EXERCISE =
Every line below that includes the word "view" needs to be copied.
>>
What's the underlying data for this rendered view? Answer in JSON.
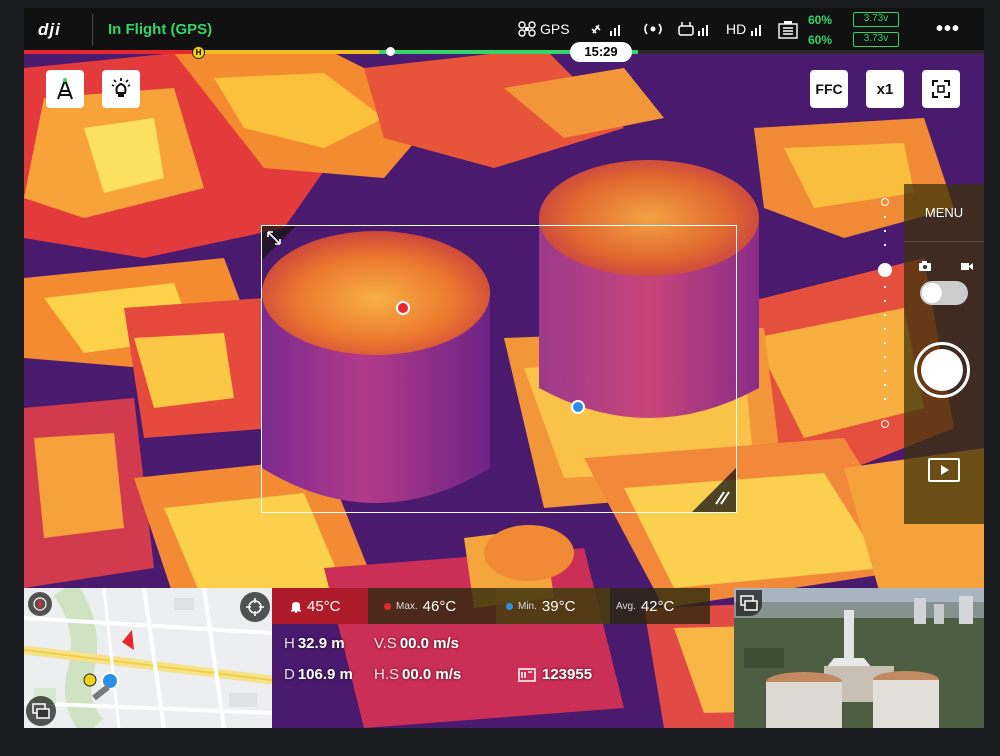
{
  "topbar": {
    "logo": "dji",
    "flight_status": "In Flight (GPS)",
    "gps_label": "GPS",
    "hd_label": "HD",
    "battery": [
      {
        "percent": "60%",
        "voltage": "3.73v"
      },
      {
        "percent": "60%",
        "voltage": "3.73v"
      }
    ],
    "more": "•••"
  },
  "progress": {
    "time": "15:29",
    "home_marker": "H",
    "red_fraction": 0.18,
    "yellow_fraction": 0.37,
    "green_fraction": 0.64
  },
  "toolbar_left": {
    "tower_icon": "antenna-tower-icon",
    "light_icon": "beacon-light-icon"
  },
  "toolbar_right": {
    "ffc_label": "FFC",
    "zoom_label": "x1",
    "switch_icon": "view-switch-icon"
  },
  "camera_panel": {
    "menu_label": "MENU",
    "photo_icon": "camera-icon",
    "video_icon": "video-icon",
    "shutter_icon": "shutter-button",
    "playback_icon": "playback-icon"
  },
  "temperatures": {
    "alarm": "45°C",
    "max_tag": "Max.",
    "max": "46°C",
    "min_tag": "Min.",
    "min": "39°C",
    "avg_tag": "Avg.",
    "avg": "42°C"
  },
  "telemetry": {
    "height_label": "H",
    "height": "32.9 m",
    "vs_label": "V.S",
    "vs": "00.0 m/s",
    "distance_label": "D",
    "distance": "106.9 m",
    "hs_label": "H.S",
    "hs": "00.0 m/s",
    "storage": "123955"
  },
  "colors": {
    "status_green": "#35d46a",
    "alert_red": "#e8262e",
    "min_blue": "#2b8fe8",
    "home_yellow": "#f3d21a"
  }
}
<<
ANSWER BOX =
What's the underlying data for this rendered view? Answer in JSON.
    "switch_icon": "view-switch-icon"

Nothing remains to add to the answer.